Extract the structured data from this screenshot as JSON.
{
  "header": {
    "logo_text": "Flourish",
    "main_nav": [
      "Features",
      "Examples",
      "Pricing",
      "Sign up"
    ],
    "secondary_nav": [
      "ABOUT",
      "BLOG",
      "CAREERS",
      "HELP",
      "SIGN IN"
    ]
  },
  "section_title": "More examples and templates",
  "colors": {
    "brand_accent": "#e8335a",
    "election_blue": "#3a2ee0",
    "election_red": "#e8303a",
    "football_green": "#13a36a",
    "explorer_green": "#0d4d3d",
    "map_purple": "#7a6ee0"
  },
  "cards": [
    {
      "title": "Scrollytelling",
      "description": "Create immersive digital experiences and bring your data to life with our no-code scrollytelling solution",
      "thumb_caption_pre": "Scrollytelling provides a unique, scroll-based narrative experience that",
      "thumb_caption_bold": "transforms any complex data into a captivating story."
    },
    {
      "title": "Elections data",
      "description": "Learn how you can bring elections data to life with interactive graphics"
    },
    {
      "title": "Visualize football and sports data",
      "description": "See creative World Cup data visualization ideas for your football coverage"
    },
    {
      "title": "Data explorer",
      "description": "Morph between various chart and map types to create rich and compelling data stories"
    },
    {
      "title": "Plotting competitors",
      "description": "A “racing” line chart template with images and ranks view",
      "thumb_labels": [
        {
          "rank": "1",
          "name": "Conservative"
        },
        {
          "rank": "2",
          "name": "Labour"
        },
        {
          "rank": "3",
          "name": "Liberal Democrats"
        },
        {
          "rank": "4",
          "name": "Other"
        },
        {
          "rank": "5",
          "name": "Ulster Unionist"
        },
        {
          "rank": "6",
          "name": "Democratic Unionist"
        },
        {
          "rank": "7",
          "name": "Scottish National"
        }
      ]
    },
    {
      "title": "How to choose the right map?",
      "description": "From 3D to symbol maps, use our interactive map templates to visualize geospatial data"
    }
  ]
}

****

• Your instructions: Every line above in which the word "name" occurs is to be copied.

• Response to this task:
          "name": "Conservative"
          "name": "Labour"
          "name": "Liberal Democrats"
          "name": "Other"
          "name": "Ulster Unionist"
          "name": "Democratic Unionist"
          "name": "Scottish National"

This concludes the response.